Back in August we told you about the literary journal qu.ee/r Magazine, which is “committed to encouraging LGBTQ contributions to the artistic canon through the publication of innovative and beautiful literary fiction, literary nonfiction, poetry, and visual art” and also happens to be headed by our own Tech & Geekery editor Ali Osworth and DIY/Home editor Sarah Hansen. Now we’re here to tell you that qu.ee/r’s first issue is here, and I’m proud to report it’s fantastic!

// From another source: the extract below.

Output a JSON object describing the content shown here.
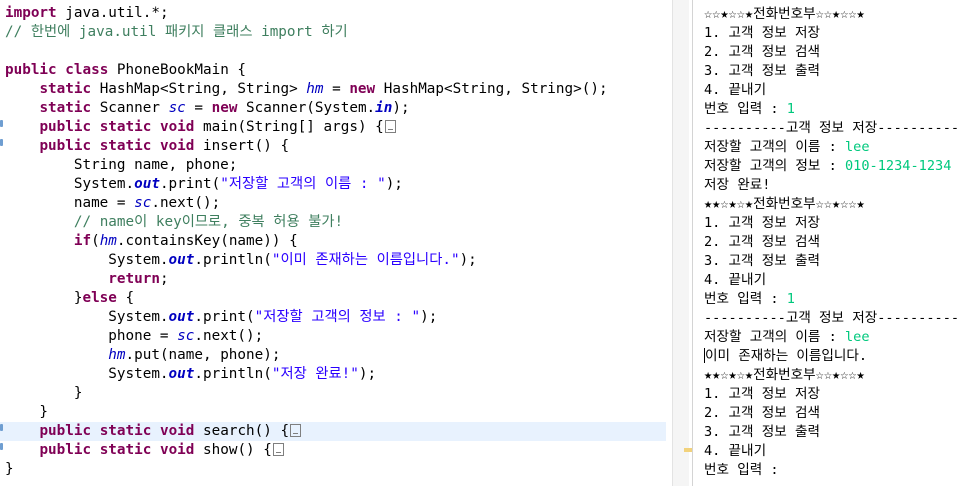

Issue 1, “The Call to Adventure,” includes poetry, fiction, nonfiction, interview and visual art with impressive variety and diversity. Even within genres, there’s great range; poetry runs the gamut from narrative to lyrical and engages in different ways with language and form; prose explores themes from family to infidelity to the weird spark of human connection with a stranger. Mostly, I was aware of the depth and complexity of the work, and how well it spoke to the depth and complexity of queer experiences. In August, Ali told us that “Much of the time, queer authors are relegated to telling stories about identity or queerness, but there’s so much more we want to write about!” This issue proves that that’s possible — there’s gobs of work out there made by queer artists that isn’t confined to coming out stories, identity struggles, or crushes on straight girls, and it’s really good.
qu.ee/r’s first issue is more than worth your time to check out, and has so much going on in it that you’ll definitely find something to your liking. Standouts for me were Sarah Maria Medina’s eerie poem “Photo of a Boy in Suspenders Taken by Gus Van Sant,” Jonathan Mack’s prose piece about a mysterious and maybe life-saving encounter with a stranger, “Ghost Guide,” and Mandy Gutmann-Gonzalez’s heartbreaking family portrait, “Equinox.” But don’t take my word for it — go find out for yourself what your favorite piece in here is!